*** Task material ***

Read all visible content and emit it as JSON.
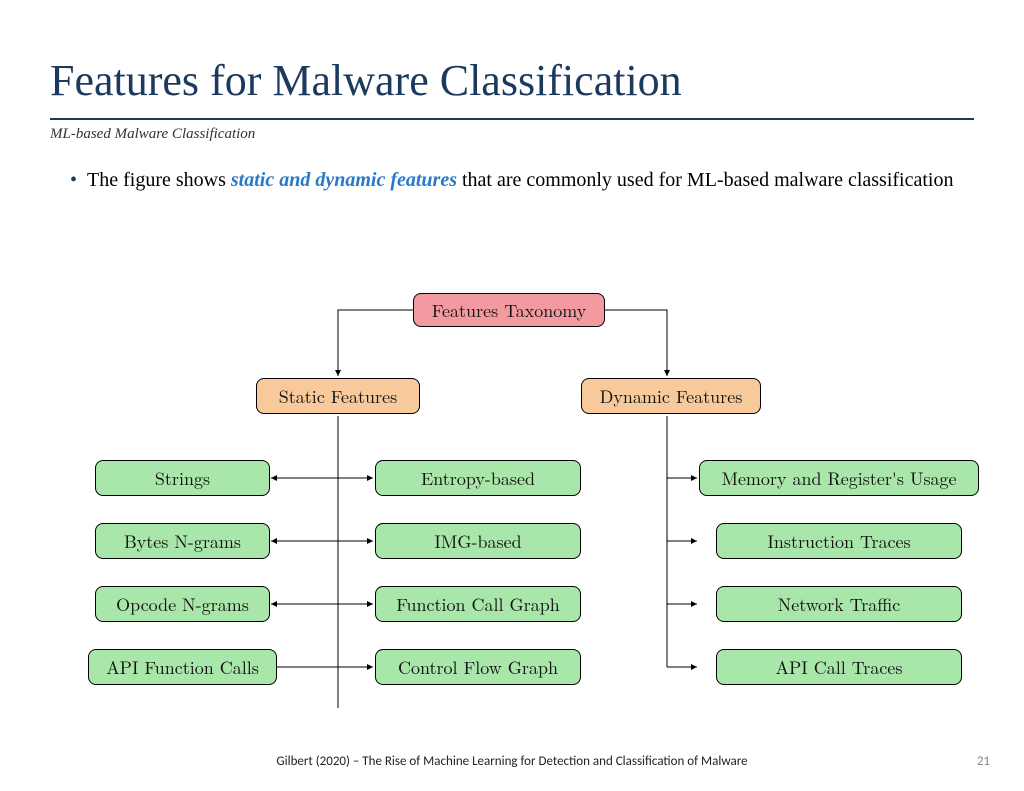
{
  "title": "Features for Malware Classification",
  "subtitle": "ML-based Malware Classification",
  "bullet": {
    "pre": "The figure shows ",
    "em": "static and dynamic features",
    "post": " that are commonly used for ML-based malware classification"
  },
  "diagram": {
    "root": "Features Taxonomy",
    "static": {
      "label": "Static Features",
      "left": [
        "Strings",
        "Bytes N-grams",
        "Opcode N-grams",
        "API Function Calls"
      ],
      "right": [
        "Entropy-based",
        "IMG-based",
        "Function Call Graph",
        "Control Flow Graph"
      ]
    },
    "dynamic": {
      "label": "Dynamic Features",
      "items": [
        "Memory and Register's Usage",
        "Instruction Traces",
        "Network Traffic",
        "API Call Traces"
      ]
    }
  },
  "footer": "Gilbert (2020) – The Rise of Machine Learning for Detection and Classification of Malware",
  "page": "21"
}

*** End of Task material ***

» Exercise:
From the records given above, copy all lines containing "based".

» Reply:
  "subtitle": "ML-based Malware Classification",
    "post": " that are commonly used for ML-based malware classification"
        "Entropy-based",
        "IMG-based",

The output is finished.